Pet versus Human

In some ways anesthesia for pets is similar to anesthesia for people; in others, it is very different.

Anesthesia, whether for pets or people, is like any medical procedure — there are benefits and risks. Some pets and people are at higher risk of complications than others. In pets, the risk of anesthetic-induced death is uncommon: approximately 1 in 1000 for healthy cats and 1 in 2000 for healthy dogs.

When a person goes under anesthesia, a dedicated anesthesia specialist is very often part of the medical team. When a pet goes under, the veterinarian handles both roles, anesthesiologist and surgeon. This is a lot to handle, even in a best-case scenario. In a scenario of increased risk, your vet may make the reasonable decision that they cannot do both jobs well for your pet, and tell you that your pet shouldn’t be anesthetized.

The good news is, your vet doesn’t have to be both surgeon and anesthesiologist. There are veterinary anesthesiologists in private practice who can be brought in to help. Many veterinarians don’t realize that there is an option to bring in a specialist to handle anesthesia for higher risk pets, because these specialists are so rare – there are only about 40 in practice in the US today.
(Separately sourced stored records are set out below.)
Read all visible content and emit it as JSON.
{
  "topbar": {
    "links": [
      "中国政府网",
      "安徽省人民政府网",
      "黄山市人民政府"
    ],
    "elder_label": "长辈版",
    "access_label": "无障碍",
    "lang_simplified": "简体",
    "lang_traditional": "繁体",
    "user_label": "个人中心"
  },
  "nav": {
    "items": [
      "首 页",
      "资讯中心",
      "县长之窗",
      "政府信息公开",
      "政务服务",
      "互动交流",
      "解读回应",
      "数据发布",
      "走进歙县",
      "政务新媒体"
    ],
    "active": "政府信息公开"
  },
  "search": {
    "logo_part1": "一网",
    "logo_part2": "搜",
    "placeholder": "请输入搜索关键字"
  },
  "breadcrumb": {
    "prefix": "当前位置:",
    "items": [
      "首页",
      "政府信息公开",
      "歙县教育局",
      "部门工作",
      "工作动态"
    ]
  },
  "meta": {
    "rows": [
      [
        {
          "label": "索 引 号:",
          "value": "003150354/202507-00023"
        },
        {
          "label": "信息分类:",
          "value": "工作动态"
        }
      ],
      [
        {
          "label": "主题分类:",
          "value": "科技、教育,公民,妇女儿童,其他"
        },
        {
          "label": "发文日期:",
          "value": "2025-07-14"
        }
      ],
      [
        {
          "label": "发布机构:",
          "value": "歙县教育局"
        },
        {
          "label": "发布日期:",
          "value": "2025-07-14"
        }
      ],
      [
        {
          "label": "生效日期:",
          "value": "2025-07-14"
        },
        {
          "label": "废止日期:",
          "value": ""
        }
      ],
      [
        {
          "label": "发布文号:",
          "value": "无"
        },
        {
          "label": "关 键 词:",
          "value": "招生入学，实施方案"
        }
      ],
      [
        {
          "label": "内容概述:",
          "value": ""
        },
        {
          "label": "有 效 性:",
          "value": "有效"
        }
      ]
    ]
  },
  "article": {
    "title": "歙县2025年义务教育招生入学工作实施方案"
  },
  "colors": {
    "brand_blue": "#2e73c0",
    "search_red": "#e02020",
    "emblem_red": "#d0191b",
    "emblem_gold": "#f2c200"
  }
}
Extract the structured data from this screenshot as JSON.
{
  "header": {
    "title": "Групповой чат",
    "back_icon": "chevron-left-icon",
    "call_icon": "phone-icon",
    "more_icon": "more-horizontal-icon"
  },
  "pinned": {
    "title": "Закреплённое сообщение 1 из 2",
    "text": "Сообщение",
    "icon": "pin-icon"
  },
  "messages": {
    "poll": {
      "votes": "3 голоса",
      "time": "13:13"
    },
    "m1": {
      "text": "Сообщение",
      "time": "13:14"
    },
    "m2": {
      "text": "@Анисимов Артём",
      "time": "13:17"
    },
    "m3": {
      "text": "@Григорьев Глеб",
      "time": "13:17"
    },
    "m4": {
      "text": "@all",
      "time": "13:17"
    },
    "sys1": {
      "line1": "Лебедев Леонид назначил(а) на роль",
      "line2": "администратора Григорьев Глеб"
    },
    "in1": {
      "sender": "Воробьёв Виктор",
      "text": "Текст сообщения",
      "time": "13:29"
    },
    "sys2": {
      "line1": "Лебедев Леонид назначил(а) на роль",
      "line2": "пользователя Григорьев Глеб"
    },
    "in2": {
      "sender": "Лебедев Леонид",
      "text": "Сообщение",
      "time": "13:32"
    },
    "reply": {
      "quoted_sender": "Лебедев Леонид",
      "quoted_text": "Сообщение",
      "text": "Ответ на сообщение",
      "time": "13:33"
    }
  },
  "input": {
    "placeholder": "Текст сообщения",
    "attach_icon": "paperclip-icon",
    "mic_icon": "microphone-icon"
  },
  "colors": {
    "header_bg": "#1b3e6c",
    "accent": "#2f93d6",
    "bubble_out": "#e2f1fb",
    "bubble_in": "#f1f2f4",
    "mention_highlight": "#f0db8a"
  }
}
Luckily for us, one of them is in practice right here in Portland.